Merdeka Square (Dataran Merdeka)
Merdeka Square © Adam Carr
At 328 feet (100m), the flagpole rising from Merdeka Square is one of the tallest in the world. More importantly, it marks the place where Malaysia achieved independence at midnight on the 31th of August 1957. The square remains the heart of Malaysian nationalism, and one of the few places in Kuala Lumpur where colonial buildings still stand. Indeed, the city's colonial past is very much alive in the architecture and large field - which still hosts the occasional cricket match. The Tudor-style Royal Selangor Club rests on one corner of the square, and looks onto a large video screen displaying adverts and religious messages. Once a social centre for Kuala Lumpur's British residents, its doors are now open to anyone who can afford the membership fees. As die-hard custom dictates, women are not allowed to enter the bar, save by invitation. Other buildings of interest around the square include St. Mary's Church, which is supposedly the first church built in the city, and the Abdul Sambad building, which was built for one of the sultans.
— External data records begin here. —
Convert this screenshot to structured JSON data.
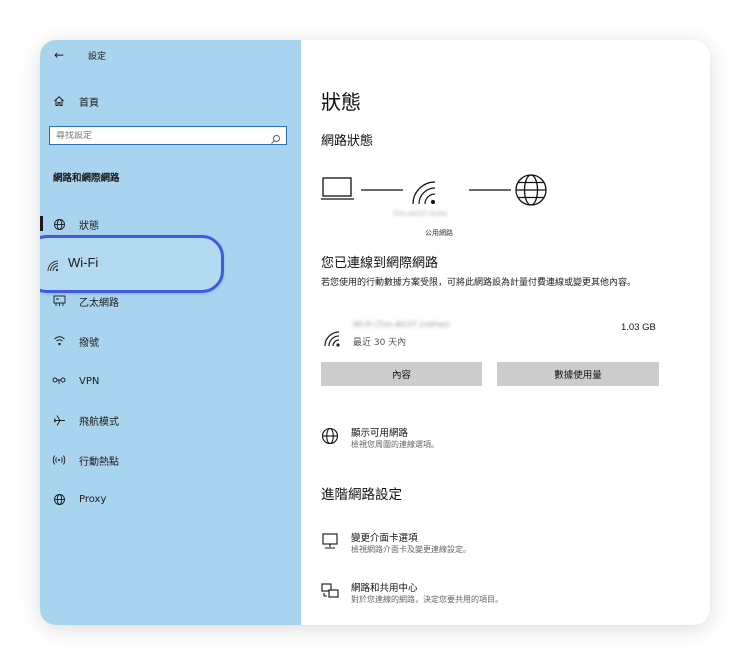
{
  "sidebar": {
    "back_label": "設定",
    "home_label": "首頁",
    "search_placeholder": "尋找設定",
    "section_title": "網路和網際網路",
    "items": [
      {
        "label": "狀態",
        "icon": "globe-icon"
      },
      {
        "label": "Wi-Fi",
        "icon": "wifi-icon"
      },
      {
        "label": "乙太網路",
        "icon": "ethernet-icon"
      },
      {
        "label": "撥號",
        "icon": "phone-icon"
      },
      {
        "label": "VPN",
        "icon": "vpn-icon"
      },
      {
        "label": "飛航模式",
        "icon": "airplane-icon"
      },
      {
        "label": "行動熱點",
        "icon": "hotspot-icon"
      },
      {
        "label": "Proxy",
        "icon": "proxy-globe-icon"
      }
    ]
  },
  "main": {
    "page_title": "狀態",
    "network_status_title": "網路狀態",
    "network_name": "Tim-AG37-5ohe",
    "network_type": "公用網路",
    "connected_heading": "您已連線到網際網路",
    "connected_desc": "若您使用的行動數據方案受限，可將此網路設為計量付費連線或變更其他內容。",
    "usage": {
      "network_name": "Wi-Fi (Tim-AG37 (rothe))",
      "period": "最近 30 天內",
      "amount": "1.03 GB"
    },
    "buttons": {
      "properties": "內容",
      "data_usage": "數據使用量"
    },
    "show_available": {
      "title": "顯示可用網路",
      "desc": "檢視您周圍的連線選項。"
    },
    "advanced_heading": "進階網路設定",
    "change_adapter": {
      "title": "變更介面卡選項",
      "desc": "檢視網路介面卡及變更連線設定。"
    },
    "sharing_center": {
      "title": "網路和共用中心",
      "desc": "對於您連線的網路，決定您要共用的項目。"
    }
  },
  "colors": {
    "sidebar_bg": "#a9d4ef",
    "highlight_border": "#3c5ce4",
    "button_bg": "#cccccc"
  }
}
Travellers will also find some shops and restaurants in the area.